Flying Solo

Dear Jewish Fairy Godmother:

I am newly retired and newly single at pretty much the same time. My husband
and I parted amicably, as such things go, because we realized we had very
different ideas about what we wanted to do with our newfound freedom. We
could have stayed together but honestly, after many sessions in counseling and
with one another, we realized that we were more excited about the idea of facing
life alone than together, with the proviso that if either of us really needed help, as
in facing a serious medical crisis, we would ask the other what would be
possible. So if we don’t find the new connections we hope to, there is some faint
hope of getting back together, though probably not legally, once we’ve paid for
the legalities of separation. My friends think I am nuts, especially the ones who
have been single for so long, and I think would love to find a nice guy like my
hubby. Once they know him intimately that might not be true, but for now they’re
talking about having my head examined. How can I explain that after forty years
of togetherness, I am ready to be responsible only for myself?

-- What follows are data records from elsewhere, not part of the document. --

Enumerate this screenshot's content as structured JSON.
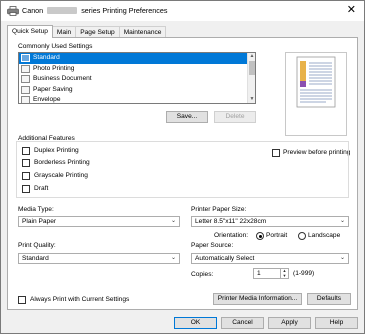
{
  "titlebar": {
    "title_prefix": "Canon",
    "title_suffix": "series Printing Preferences",
    "close_glyph": "✕"
  },
  "tabs": [
    {
      "label": "Quick Setup",
      "active": true
    },
    {
      "label": "Main",
      "active": false
    },
    {
      "label": "Page Setup",
      "active": false
    },
    {
      "label": "Maintenance",
      "active": false
    }
  ],
  "common": {
    "heading": "Commonly Used Settings",
    "items": [
      "Standard",
      "Photo Printing",
      "Business Document",
      "Paper Saving",
      "Envelope"
    ],
    "selected": "Standard",
    "save_label": "Save...",
    "delete_label": "Delete"
  },
  "preview": {
    "checkbox_label": "Preview before printing",
    "checked": false
  },
  "features": {
    "heading": "Additional Features",
    "items": [
      {
        "label": "Duplex Printing",
        "checked": false
      },
      {
        "label": "Borderless Printing",
        "checked": false
      },
      {
        "label": "Grayscale Printing",
        "checked": false
      },
      {
        "label": "Draft",
        "checked": false
      }
    ]
  },
  "media_type": {
    "label": "Media Type:",
    "value": "Plain Paper"
  },
  "paper_size": {
    "label": "Printer Paper Size:",
    "value": "Letter 8.5\"x11\" 22x28cm"
  },
  "orientation": {
    "label": "Orientation:",
    "options": [
      "Portrait",
      "Landscape"
    ],
    "selected": "Portrait"
  },
  "print_quality": {
    "label": "Print Quality:",
    "value": "Standard"
  },
  "paper_source": {
    "label": "Paper Source:",
    "value": "Automatically Select"
  },
  "copies": {
    "label": "Copies:",
    "value": "1",
    "range": "(1-999)"
  },
  "always_print": {
    "label": "Always Print with Current Settings",
    "checked": false
  },
  "buttons": {
    "media_info": "Printer Media Information...",
    "defaults": "Defaults",
    "ok": "OK",
    "cancel": "Cancel",
    "apply": "Apply",
    "help": "Help"
  },
  "icons": {
    "app": "printer-icon",
    "close": "close-icon",
    "dropdown": "chevron-down-icon"
  }
}
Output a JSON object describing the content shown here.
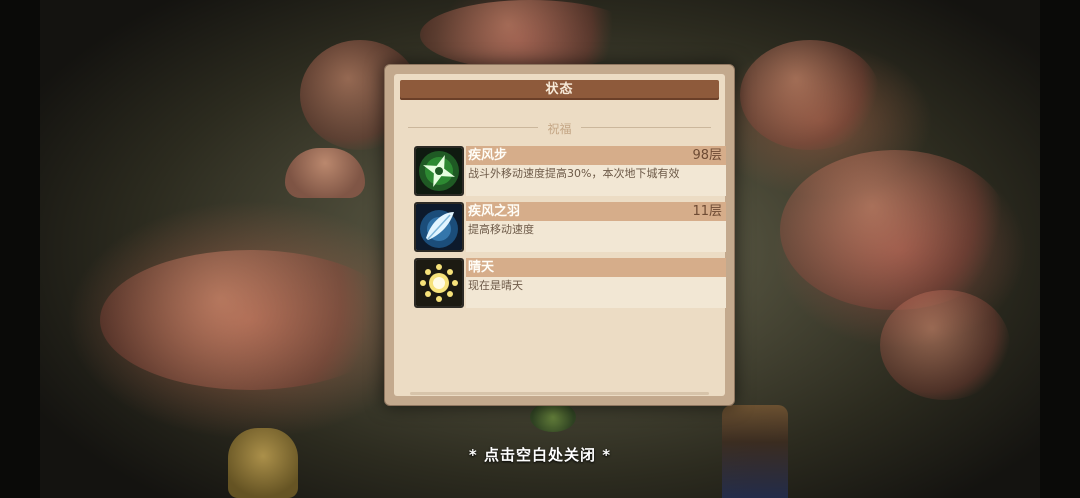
{
  "panel": {
    "title": "状态",
    "section": "祝福"
  },
  "buffs": [
    {
      "name": "疾风步",
      "stack": "98层",
      "desc": "战斗外移动速度提高30%，本次地下城有效",
      "icon": "shuriken-icon"
    },
    {
      "name": "疾风之羽",
      "stack": "11层",
      "desc": "提高移动速度",
      "icon": "feather-icon"
    },
    {
      "name": "晴天",
      "stack": "",
      "desc": "现在是晴天",
      "icon": "sun-icon"
    }
  ],
  "footer": {
    "close_hint": "* 点击空白处关闭 *"
  },
  "colors": {
    "panel_frame": "#c3a98d",
    "panel_paper": "#ecdcc4",
    "title_bar": "#8e5a3b",
    "buff_header": "#d6ad8a"
  }
}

Flying Solo

Dear Flying Solo:

There’s an interesting knowledge gap in your question. You know far
more about your husband and your marriage than your friends,
regardless of what you’ve said over the decades, and the single ones
know much more about being single than you do. That’s a
conversation worth having, though perhaps not so quickly with a
“friend” who wants to supplant you in the marriage bed.

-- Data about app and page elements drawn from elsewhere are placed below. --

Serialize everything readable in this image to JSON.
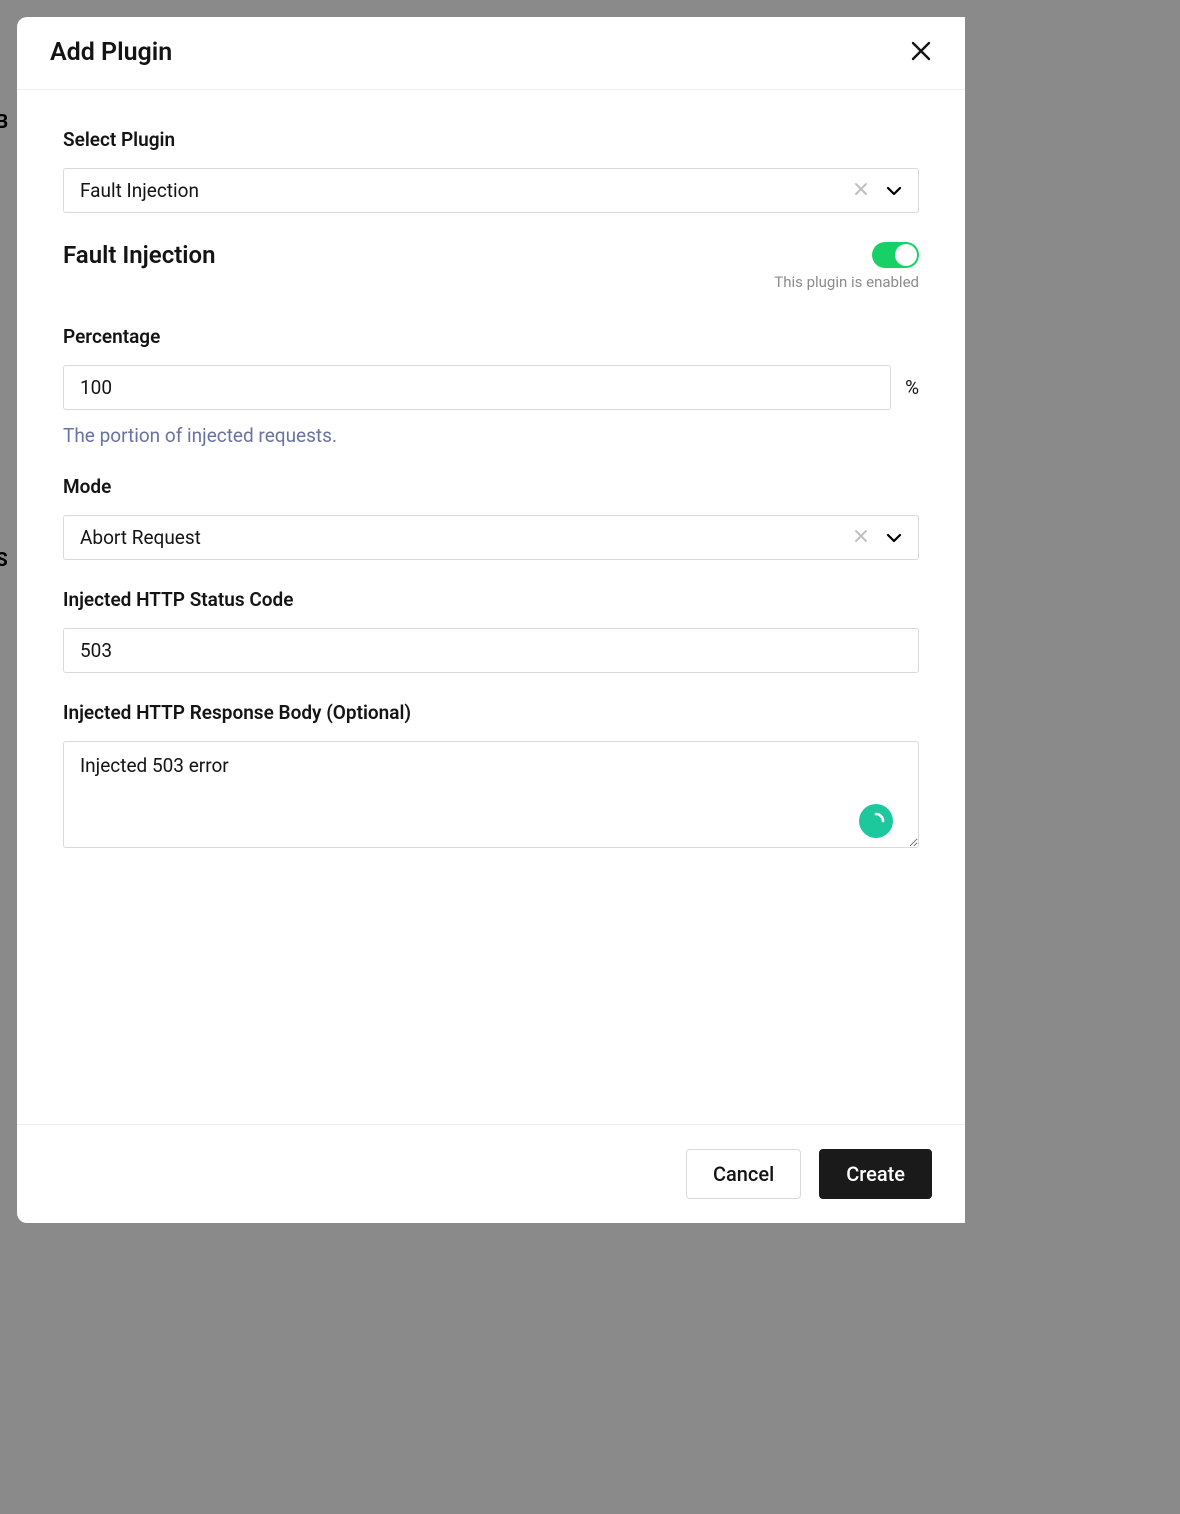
{
  "modal": {
    "title": "Add Plugin",
    "footer": {
      "cancel": "Cancel",
      "create": "Create"
    }
  },
  "form": {
    "selectPlugin": {
      "label": "Select Plugin",
      "value": "Fault Injection"
    },
    "pluginSection": {
      "title": "Fault Injection",
      "enabled": true,
      "enabledHint": "This plugin is enabled"
    },
    "percentage": {
      "label": "Percentage",
      "value": "100",
      "suffix": "%",
      "help": "The portion of injected requests."
    },
    "mode": {
      "label": "Mode",
      "value": "Abort Request"
    },
    "statusCode": {
      "label": "Injected HTTP Status Code",
      "value": "503"
    },
    "responseBody": {
      "label": "Injected HTTP Response Body (Optional)",
      "value": "Injected 503 error"
    }
  },
  "backdrop": {
    "t1": "B",
    "t2": "S"
  }
}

Being a senior single has its own perils and pleasures. Yes you are not
responsible for another person 24/7, which might be especially
onerous as medical complications increase. But like the great 30 Rock
scene where Alec Baldwin tells Tina Fey she might die choking in her
own home without anyone there to save her, the downsides of alone
are tangible and not always comic. If you are genuinely good buddies
you could suspend the “cleave only unto one another” part of the vows
and take some exploratory down time. But if you are both set on
freedom, then do all the legal niceties and do your best to keep it
amicable. I’ve seen it work, and seen it fail, but good intentions
matter. Tell your friends what you told me: It’s time. I’m happy. So is
he. Wish us well. And then go forth and do whatever it is you’ve been
longing to.